#### [TASK TO CARRY OUT]
Where the data below has the string "JSON", return the whole line.
*** Block opens ***
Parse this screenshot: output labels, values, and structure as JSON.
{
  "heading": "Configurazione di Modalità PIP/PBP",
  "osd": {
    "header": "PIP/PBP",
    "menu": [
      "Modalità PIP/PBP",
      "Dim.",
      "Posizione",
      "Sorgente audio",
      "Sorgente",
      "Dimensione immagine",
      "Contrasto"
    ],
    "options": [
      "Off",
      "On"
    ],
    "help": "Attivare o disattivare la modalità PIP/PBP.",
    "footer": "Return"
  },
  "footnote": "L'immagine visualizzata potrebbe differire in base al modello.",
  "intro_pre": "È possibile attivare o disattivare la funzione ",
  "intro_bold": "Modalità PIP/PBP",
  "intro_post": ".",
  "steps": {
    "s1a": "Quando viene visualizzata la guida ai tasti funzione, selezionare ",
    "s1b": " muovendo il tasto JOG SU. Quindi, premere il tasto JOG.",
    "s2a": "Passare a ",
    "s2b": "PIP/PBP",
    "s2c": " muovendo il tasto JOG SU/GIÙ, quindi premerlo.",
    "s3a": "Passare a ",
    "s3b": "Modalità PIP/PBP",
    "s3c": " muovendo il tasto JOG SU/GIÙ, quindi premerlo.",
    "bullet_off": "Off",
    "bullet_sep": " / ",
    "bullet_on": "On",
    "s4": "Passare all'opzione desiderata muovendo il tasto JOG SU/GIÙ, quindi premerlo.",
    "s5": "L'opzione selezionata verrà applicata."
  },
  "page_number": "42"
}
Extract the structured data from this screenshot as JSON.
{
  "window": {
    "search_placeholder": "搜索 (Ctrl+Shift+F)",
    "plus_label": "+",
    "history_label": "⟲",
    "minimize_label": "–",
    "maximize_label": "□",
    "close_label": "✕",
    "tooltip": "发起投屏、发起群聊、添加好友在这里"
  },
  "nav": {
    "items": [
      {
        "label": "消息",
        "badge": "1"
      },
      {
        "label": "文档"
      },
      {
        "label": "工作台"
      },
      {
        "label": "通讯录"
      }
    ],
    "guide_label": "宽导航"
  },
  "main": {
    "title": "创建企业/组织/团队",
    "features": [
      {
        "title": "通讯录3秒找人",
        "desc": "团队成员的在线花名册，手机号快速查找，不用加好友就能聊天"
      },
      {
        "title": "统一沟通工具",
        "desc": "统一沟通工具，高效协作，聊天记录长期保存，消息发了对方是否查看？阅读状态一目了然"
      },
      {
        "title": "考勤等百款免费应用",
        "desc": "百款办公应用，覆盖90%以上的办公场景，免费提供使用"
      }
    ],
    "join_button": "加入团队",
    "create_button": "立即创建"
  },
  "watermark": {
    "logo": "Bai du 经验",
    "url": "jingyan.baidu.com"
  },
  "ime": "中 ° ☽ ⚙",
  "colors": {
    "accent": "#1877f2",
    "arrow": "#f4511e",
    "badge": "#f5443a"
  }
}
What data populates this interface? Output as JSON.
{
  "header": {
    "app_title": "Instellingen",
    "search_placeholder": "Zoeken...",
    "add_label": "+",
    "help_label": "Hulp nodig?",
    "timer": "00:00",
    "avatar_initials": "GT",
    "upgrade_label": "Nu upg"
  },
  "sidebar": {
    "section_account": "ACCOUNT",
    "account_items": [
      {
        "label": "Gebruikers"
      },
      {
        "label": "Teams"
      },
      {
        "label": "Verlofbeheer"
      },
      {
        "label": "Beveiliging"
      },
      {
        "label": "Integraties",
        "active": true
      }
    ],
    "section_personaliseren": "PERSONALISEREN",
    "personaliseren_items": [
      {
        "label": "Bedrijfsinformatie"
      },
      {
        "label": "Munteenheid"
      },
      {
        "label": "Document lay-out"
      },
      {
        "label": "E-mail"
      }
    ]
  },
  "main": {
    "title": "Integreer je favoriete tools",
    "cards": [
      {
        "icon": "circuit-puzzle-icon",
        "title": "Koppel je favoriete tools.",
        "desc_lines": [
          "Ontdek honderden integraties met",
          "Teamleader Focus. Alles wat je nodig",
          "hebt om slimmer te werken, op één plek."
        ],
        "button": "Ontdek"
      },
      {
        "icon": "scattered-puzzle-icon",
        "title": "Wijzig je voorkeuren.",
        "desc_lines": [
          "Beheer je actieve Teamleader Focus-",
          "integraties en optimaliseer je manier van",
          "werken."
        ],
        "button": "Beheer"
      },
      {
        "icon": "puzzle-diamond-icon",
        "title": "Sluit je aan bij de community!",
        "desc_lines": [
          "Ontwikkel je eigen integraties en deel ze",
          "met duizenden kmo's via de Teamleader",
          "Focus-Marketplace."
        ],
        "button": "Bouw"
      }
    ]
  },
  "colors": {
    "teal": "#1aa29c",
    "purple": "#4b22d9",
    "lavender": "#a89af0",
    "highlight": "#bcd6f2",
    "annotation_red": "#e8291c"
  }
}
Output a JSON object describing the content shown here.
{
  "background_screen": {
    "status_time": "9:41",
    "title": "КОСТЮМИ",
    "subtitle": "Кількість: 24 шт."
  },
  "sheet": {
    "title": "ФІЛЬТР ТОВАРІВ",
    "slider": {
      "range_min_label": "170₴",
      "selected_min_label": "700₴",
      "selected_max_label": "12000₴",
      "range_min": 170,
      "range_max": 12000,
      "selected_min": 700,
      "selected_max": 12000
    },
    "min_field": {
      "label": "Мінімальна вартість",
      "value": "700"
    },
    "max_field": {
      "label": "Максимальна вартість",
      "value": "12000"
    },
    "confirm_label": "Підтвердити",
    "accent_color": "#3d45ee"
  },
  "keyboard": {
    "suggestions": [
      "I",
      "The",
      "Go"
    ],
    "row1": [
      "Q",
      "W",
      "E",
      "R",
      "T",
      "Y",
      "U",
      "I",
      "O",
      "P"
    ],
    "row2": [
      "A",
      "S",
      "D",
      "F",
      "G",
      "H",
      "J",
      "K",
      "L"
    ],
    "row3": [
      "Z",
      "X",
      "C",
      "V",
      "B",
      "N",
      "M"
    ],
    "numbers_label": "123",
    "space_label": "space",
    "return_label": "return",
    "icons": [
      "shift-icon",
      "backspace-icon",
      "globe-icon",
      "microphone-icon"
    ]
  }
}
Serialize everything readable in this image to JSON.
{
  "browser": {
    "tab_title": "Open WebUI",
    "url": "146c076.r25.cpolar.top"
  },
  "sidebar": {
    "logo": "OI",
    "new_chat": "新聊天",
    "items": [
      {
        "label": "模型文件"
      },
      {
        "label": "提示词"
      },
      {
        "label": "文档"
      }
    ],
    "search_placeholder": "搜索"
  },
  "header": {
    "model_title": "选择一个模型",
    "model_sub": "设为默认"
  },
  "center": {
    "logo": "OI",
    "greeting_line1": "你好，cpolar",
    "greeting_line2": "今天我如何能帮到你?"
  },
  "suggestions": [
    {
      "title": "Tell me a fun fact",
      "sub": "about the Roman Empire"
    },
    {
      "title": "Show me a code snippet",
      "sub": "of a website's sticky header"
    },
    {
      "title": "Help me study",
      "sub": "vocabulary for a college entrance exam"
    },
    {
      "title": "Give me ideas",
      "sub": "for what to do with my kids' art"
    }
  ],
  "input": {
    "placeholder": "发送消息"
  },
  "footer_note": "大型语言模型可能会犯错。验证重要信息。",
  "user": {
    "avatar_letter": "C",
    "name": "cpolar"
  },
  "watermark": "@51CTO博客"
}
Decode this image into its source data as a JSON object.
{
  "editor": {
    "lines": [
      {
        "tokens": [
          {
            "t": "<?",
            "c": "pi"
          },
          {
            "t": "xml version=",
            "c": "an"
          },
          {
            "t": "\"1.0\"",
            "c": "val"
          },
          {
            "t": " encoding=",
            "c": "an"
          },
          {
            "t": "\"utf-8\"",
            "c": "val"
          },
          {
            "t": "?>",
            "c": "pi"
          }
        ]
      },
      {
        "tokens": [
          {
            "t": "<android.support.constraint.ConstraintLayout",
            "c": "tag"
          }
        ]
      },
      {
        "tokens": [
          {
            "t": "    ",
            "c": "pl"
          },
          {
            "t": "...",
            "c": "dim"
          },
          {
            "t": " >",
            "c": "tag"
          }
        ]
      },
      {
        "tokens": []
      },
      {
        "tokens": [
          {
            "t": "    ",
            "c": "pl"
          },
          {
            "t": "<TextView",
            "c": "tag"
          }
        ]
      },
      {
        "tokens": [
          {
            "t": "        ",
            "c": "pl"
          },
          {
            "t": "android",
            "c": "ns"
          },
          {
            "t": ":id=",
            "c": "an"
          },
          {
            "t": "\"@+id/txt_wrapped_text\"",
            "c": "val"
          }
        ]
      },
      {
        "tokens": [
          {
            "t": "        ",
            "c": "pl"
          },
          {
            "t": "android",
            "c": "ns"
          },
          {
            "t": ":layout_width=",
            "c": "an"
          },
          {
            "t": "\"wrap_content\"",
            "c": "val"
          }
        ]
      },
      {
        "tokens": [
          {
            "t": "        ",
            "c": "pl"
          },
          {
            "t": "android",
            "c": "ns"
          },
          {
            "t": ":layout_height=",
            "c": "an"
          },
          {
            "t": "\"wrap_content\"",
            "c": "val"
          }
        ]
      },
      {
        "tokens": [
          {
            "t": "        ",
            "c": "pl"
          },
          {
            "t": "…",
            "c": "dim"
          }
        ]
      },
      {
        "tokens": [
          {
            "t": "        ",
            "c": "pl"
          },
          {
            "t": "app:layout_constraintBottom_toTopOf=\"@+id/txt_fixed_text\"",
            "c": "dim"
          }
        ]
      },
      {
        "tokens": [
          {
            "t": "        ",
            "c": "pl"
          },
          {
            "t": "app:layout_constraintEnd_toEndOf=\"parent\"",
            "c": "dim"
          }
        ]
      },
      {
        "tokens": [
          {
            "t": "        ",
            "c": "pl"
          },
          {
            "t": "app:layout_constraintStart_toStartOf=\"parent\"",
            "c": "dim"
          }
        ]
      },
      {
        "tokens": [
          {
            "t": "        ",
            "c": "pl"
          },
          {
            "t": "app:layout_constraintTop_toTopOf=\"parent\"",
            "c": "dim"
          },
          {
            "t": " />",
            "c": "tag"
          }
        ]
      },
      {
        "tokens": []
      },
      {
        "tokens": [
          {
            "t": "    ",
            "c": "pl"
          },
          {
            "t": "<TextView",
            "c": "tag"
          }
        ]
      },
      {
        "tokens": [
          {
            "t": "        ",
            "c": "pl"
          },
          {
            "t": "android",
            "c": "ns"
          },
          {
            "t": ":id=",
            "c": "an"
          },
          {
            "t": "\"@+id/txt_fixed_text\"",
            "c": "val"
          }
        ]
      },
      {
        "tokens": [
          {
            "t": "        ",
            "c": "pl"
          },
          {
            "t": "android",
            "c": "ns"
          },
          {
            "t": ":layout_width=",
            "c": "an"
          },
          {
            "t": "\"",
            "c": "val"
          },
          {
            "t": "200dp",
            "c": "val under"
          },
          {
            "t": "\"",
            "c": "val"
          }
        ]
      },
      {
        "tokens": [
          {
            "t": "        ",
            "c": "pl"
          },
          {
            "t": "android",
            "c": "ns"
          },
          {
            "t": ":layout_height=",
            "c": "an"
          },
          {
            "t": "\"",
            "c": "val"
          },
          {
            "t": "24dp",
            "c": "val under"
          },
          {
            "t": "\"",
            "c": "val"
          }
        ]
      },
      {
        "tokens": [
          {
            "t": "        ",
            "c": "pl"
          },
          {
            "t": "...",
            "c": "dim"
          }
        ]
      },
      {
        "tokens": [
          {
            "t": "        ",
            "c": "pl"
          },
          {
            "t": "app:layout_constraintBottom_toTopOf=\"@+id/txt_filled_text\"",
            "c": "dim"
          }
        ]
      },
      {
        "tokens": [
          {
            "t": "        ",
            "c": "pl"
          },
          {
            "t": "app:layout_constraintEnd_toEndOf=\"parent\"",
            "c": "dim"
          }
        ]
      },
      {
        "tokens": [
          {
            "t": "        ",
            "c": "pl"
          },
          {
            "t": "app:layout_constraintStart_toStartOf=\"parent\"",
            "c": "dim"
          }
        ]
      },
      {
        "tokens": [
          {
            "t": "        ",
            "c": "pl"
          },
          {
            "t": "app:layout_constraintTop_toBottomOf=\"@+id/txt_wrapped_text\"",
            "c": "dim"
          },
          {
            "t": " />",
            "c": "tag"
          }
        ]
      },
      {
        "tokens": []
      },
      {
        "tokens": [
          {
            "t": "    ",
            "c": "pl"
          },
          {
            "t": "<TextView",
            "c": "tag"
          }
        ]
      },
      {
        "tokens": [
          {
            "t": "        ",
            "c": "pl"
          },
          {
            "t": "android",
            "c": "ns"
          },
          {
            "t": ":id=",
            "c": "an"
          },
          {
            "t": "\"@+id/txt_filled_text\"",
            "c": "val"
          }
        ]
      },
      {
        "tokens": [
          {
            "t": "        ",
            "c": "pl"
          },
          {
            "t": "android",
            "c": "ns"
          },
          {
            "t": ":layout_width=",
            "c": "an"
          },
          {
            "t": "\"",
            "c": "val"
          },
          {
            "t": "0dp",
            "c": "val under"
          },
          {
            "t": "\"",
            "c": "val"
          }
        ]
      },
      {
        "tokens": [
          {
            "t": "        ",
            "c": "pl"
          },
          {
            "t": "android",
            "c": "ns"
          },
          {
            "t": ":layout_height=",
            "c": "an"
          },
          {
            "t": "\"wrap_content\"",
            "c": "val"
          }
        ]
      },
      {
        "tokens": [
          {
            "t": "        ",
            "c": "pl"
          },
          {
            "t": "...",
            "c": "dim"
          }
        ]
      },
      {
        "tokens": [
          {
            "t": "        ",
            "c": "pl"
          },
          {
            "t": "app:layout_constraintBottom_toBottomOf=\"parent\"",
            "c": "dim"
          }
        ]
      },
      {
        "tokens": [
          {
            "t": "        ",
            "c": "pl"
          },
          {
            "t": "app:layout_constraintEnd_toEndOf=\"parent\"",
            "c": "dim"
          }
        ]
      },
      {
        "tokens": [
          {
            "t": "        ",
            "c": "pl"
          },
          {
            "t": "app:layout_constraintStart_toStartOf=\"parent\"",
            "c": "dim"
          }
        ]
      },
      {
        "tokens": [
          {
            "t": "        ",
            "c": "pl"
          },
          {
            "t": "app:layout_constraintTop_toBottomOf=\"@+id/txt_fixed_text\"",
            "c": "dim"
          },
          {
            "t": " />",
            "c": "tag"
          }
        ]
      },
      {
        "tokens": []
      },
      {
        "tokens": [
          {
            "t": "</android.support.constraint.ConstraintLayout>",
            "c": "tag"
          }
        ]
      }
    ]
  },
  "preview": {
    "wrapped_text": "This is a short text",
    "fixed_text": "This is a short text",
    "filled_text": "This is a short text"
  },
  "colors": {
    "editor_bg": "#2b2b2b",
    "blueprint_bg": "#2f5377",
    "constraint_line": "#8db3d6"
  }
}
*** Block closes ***
#### [ANSWER TO THIS TASK]
Parse this screenshot: output labels, values, and structure as JSON.
Extract the structured data from this screenshot as JSON.
What data populates this interface? Output as JSON.
Output a JSON object describing the content shown here.
Serialize everything readable in this image to JSON.
Decode this image into its source data as a JSON object.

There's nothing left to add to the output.